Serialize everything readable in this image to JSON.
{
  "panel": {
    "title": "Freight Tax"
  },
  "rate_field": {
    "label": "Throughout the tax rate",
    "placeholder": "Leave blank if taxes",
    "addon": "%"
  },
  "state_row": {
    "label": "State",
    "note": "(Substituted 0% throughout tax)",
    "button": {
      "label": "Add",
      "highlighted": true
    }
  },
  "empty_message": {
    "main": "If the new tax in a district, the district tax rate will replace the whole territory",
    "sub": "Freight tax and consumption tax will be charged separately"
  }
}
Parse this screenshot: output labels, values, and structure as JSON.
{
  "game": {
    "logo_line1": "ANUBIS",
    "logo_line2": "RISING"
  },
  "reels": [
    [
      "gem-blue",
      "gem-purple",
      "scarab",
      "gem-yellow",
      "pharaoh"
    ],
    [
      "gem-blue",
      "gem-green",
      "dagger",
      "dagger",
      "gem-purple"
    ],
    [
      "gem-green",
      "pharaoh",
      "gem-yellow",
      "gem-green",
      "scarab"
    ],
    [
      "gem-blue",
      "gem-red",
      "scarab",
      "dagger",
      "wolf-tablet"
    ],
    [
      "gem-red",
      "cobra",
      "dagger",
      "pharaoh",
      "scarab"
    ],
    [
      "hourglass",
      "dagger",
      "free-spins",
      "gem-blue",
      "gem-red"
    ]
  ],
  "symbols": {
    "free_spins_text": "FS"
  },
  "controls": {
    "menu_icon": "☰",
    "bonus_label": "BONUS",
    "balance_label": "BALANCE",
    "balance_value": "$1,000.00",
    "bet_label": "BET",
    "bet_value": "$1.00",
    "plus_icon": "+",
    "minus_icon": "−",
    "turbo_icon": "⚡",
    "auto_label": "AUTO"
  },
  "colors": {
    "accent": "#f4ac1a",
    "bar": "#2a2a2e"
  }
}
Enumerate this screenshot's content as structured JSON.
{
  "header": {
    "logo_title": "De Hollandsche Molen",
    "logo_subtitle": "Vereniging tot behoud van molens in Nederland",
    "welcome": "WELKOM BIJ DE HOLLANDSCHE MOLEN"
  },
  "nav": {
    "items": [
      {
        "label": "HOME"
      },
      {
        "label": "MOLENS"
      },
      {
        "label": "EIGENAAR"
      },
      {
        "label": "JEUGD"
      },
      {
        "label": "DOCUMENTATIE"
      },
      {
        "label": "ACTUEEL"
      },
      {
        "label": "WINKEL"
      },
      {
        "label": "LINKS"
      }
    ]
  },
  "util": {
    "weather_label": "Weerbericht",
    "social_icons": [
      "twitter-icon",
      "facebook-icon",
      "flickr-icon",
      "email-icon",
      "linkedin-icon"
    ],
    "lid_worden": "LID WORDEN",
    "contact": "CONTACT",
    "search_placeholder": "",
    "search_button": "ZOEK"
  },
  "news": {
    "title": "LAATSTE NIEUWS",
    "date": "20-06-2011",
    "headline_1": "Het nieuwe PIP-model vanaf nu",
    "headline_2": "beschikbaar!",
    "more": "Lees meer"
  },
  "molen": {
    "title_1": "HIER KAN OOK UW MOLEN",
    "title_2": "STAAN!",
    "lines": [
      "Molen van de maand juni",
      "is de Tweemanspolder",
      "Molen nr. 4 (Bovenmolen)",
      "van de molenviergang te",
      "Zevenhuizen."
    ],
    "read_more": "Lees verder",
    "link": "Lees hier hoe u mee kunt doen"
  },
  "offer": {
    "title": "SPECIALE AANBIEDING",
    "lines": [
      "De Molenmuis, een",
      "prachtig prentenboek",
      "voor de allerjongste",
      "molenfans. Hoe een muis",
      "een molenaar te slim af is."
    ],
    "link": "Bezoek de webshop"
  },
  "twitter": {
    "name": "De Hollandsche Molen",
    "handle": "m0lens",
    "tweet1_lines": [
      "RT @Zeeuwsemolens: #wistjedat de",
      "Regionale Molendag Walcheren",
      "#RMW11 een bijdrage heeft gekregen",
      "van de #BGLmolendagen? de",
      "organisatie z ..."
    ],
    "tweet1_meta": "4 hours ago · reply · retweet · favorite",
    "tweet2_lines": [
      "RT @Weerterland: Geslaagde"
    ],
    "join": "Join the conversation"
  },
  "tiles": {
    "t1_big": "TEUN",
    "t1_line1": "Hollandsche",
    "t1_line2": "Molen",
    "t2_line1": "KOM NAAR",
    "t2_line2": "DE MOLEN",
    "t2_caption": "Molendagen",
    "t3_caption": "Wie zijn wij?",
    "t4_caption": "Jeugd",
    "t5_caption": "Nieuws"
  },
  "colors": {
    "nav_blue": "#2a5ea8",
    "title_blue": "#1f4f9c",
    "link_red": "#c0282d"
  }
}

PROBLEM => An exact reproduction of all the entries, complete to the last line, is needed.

ANSWER SPACE =>
Serialize everything readable in this image to JSON.
{
  "panel": {
    "title": "Freight Tax"
  },
  "rate_field": {
    "label": "Throughout the tax rate",
    "placeholder": "Leave blank if taxes",
    "addon": "%"
  },
  "state_row": {
    "label": "State",
    "note": "(Substituted 0% throughout tax)",
    "button": {
      "label": "Add",
      "highlighted": true
    }
  },
  "empty_message": {
    "main": "If the new tax in a district, the district tax rate will replace the whole territory",
    "sub": "Freight tax and consumption tax will be charged separately"
  }
}
Parse this screenshot: output labels, values, and structure as JSON.
{
  "game": {
    "logo_line1": "ANUBIS",
    "logo_line2": "RISING"
  },
  "reels": [
    [
      "gem-blue",
      "gem-purple",
      "scarab",
      "gem-yellow",
      "pharaoh"
    ],
    [
      "gem-blue",
      "gem-green",
      "dagger",
      "dagger",
      "gem-purple"
    ],
    [
      "gem-green",
      "pharaoh",
      "gem-yellow",
      "gem-green",
      "scarab"
    ],
    [
      "gem-blue",
      "gem-red",
      "scarab",
      "dagger",
      "wolf-tablet"
    ],
    [
      "gem-red",
      "cobra",
      "dagger",
      "pharaoh",
      "scarab"
    ],
    [
      "hourglass",
      "dagger",
      "free-spins",
      "gem-blue",
      "gem-red"
    ]
  ],
  "symbols": {
    "free_spins_text": "FS"
  },
  "controls": {
    "menu_icon": "☰",
    "bonus_label": "BONUS",
    "balance_label": "BALANCE",
    "balance_value": "$1,000.00",
    "bet_label": "BET",
    "bet_value": "$1.00",
    "plus_icon": "+",
    "minus_icon": "−",
    "turbo_icon": "⚡",
    "auto_label": "AUTO"
  },
  "colors": {
    "accent": "#f4ac1a",
    "bar": "#2a2a2e"
  }
}
Enumerate this screenshot's content as structured JSON.
{
  "header": {
    "logo_title": "De Hollandsche Molen",
    "logo_subtitle": "Vereniging tot behoud van molens in Nederland",
    "welcome": "WELKOM BIJ DE HOLLANDSCHE MOLEN"
  },
  "nav": {
    "items": [
      {
        "label": "HOME"
      },
      {
        "label": "MOLENS"
      },
      {
        "label": "EIGENAAR"
      },
      {
        "label": "JEUGD"
      },
      {
        "label": "DOCUMENTATIE"
      },
      {
        "label": "ACTUEEL"
      },
      {
        "label": "WINKEL"
      },
      {
        "label": "LINKS"
      }
    ]
  },
  "util": {
    "weather_label": "Weerbericht",
    "social_icons": [
      "twitter-icon",
      "facebook-icon",
      "flickr-icon",
      "email-icon",
      "linkedin-icon"
    ],
    "lid_worden": "LID WORDEN",
    "contact": "CONTACT",
    "search_placeholder": "",
    "search_button": "ZOEK"
  },
  "news": {
    "title": "LAATSTE NIEUWS",
    "date": "20-06-2011",
    "headline_1": "Het nieuwe PIP-model vanaf nu",
    "headline_2": "beschikbaar!",
    "more": "Lees meer"
  },
  "molen": {
    "title_1": "HIER KAN OOK UW MOLEN",
    "title_2": "STAAN!",
    "lines": [
      "Molen van de maand juni",
      "is de Tweemanspolder",
      "Molen nr. 4 (Bovenmolen)",
      "van de molenviergang te",
      "Zevenhuizen."
    ],
    "read_more": "Lees verder",
    "link": "Lees hier hoe u mee kunt doen"
  },
  "offer": {
    "title": "SPECIALE AANBIEDING",
    "lines": [
      "De Molenmuis, een",
      "prachtig prentenboek",
      "voor de allerjongste",
      "molenfans. Hoe een muis",
      "een molenaar te slim af is."
    ],
    "link": "Bezoek de webshop"
  },
  "twitter": {
    "name": "De Hollandsche Molen",
    "handle": "m0lens",
    "tweet1_lines": [
      "RT @Zeeuwsemolens: #wistjedat de",
      "Regionale Molendag Walcheren",
      "#RMW11 een bijdrage heeft gekregen",
      "van de #BGLmolendagen? de",
      "organisatie z ..."
    ],
    "tweet1_meta": "4 hours ago · reply · retweet · favorite",
    "tweet2_lines": [
      "RT @Weerterland: Geslaagde"
    ],
    "join": "Join the conversation"
  },
  "tiles": {
    "t1_big": "TEUN",
    "t1_line1": "Hollandsche",
    "t1_line2": "Molen",
    "t2_line1": "KOM NAAR",
    "t2_line2": "DE MOLEN",
    "t2_caption": "Molendagen",
    "t3_caption": "Wie zijn wij?",
    "t4_caption": "Jeugd",
    "t5_caption": "Nieuws"
  },
  "colors": {
    "nav_blue": "#2a5ea8",
    "title_blue": "#1f4f9c",
    "link_red": "#c0282d"
  }
}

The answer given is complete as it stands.